▶ _What you should do_: Please give every entry again, exactly as it reads.

***** Supplied information

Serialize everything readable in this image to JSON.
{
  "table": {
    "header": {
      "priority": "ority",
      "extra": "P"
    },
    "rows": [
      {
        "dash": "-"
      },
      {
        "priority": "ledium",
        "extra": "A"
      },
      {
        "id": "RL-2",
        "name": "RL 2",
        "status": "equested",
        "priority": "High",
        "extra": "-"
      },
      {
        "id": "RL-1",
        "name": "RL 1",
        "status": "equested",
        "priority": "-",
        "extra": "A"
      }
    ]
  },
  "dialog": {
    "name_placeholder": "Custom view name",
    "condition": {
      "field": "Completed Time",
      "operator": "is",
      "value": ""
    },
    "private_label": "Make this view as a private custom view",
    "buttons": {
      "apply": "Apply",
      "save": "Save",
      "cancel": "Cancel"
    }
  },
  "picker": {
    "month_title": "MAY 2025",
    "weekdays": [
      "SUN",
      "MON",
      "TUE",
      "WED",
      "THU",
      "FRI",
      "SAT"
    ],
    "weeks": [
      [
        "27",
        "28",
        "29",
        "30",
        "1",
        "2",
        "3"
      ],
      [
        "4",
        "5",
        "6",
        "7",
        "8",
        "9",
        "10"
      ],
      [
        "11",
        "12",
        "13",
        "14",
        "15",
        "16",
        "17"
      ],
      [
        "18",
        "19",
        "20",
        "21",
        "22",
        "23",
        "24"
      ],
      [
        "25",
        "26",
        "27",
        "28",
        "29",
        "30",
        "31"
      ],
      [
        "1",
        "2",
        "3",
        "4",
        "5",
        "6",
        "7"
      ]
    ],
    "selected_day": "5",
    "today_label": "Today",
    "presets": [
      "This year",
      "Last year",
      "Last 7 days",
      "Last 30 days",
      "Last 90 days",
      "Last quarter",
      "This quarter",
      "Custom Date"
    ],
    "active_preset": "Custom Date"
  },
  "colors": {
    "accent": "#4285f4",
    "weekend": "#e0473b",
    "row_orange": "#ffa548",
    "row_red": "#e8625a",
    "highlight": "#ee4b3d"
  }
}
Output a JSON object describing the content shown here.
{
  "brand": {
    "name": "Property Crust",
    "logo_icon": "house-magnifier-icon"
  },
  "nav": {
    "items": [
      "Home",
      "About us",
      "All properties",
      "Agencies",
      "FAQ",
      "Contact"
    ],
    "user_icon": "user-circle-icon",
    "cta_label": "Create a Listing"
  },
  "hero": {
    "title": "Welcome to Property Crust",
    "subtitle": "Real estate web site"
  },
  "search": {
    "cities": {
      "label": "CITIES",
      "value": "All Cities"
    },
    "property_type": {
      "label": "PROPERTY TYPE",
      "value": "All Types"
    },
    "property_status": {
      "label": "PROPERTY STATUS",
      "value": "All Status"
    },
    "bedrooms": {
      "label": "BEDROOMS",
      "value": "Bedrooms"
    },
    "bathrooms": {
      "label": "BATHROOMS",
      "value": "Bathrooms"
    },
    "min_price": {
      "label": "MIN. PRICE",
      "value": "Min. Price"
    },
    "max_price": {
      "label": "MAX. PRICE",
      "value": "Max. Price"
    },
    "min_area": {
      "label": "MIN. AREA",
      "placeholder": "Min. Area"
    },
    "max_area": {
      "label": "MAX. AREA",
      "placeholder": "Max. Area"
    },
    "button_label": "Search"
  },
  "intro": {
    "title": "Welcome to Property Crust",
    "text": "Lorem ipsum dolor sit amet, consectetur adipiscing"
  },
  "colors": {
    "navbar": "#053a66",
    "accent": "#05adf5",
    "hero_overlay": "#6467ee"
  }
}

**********

▶ _Written solution_:
Serialize everything readable in this image to JSON.
{
  "table": {
    "header": {
      "priority": "ority",
      "extra": "P"
    },
    "rows": [
      {
        "dash": "-"
      },
      {
        "priority": "ledium",
        "extra": "A"
      },
      {
        "id": "RL-2",
        "name": "RL 2",
        "status": "equested",
        "priority": "High",
        "extra": "-"
      },
      {
        "id": "RL-1",
        "name": "RL 1",
        "status": "equested",
        "priority": "-",
        "extra": "A"
      }
    ]
  },
  "dialog": {
    "name_placeholder": "Custom view name",
    "condition": {
      "field": "Completed Time",
      "operator": "is",
      "value": ""
    },
    "private_label": "Make this view as a private custom view",
    "buttons": {
      "apply": "Apply",
      "save": "Save",
      "cancel": "Cancel"
    }
  },
  "picker": {
    "month_title": "MAY 2025",
    "weekdays": [
      "SUN",
      "MON",
      "TUE",
      "WED",
      "THU",
      "FRI",
      "SAT"
    ],
    "weeks": [
      [
        "27",
        "28",
        "29",
        "30",
        "1",
        "2",
        "3"
      ],
      [
        "4",
        "5",
        "6",
        "7",
        "8",
        "9",
        "10"
      ],
      [
        "11",
        "12",
        "13",
        "14",
        "15",
        "16",
        "17"
      ],
      [
        "18",
        "19",
        "20",
        "21",
        "22",
        "23",
        "24"
      ],
      [
        "25",
        "26",
        "27",
        "28",
        "29",
        "30",
        "31"
      ],
      [
        "1",
        "2",
        "3",
        "4",
        "5",
        "6",
        "7"
      ]
    ],
    "selected_day": "5",
    "today_label": "Today",
    "presets": [
      "This year",
      "Last year",
      "Last 7 days",
      "Last 30 days",
      "Last 90 days",
      "Last quarter",
      "This quarter",
      "Custom Date"
    ],
    "active_preset": "Custom Date"
  },
  "colors": {
    "accent": "#4285f4",
    "weekend": "#e0473b",
    "row_orange": "#ffa548",
    "row_red": "#e8625a",
    "highlight": "#ee4b3d"
  }
}
Output a JSON object describing the content shown here.
{
  "brand": {
    "name": "Property Crust",
    "logo_icon": "house-magnifier-icon"
  },
  "nav": {
    "items": [
      "Home",
      "About us",
      "All properties",
      "Agencies",
      "FAQ",
      "Contact"
    ],
    "user_icon": "user-circle-icon",
    "cta_label": "Create a Listing"
  },
  "hero": {
    "title": "Welcome to Property Crust",
    "subtitle": "Real estate web site"
  },
  "search": {
    "cities": {
      "label": "CITIES",
      "value": "All Cities"
    },
    "property_type": {
      "label": "PROPERTY TYPE",
      "value": "All Types"
    },
    "property_status": {
      "label": "PROPERTY STATUS",
      "value": "All Status"
    },
    "bedrooms": {
      "label": "BEDROOMS",
      "value": "Bedrooms"
    },
    "bathrooms": {
      "label": "BATHROOMS",
      "value": "Bathrooms"
    },
    "min_price": {
      "label": "MIN. PRICE",
      "value": "Min. Price"
    },
    "max_price": {
      "label": "MAX. PRICE",
      "value": "Max. Price"
    },
    "min_area": {
      "label": "MIN. AREA",
      "placeholder": "Min. Area"
    },
    "max_area": {
      "label": "MAX. AREA",
      "placeholder": "Max. Area"
    },
    "button_label": "Search"
  },
  "intro": {
    "title": "Welcome to Property Crust",
    "text": "Lorem ipsum dolor sit amet, consectetur adipiscing"
  },
  "colors": {
    "navbar": "#053a66",
    "accent": "#05adf5",
    "hero_overlay": "#6467ee"
  }
}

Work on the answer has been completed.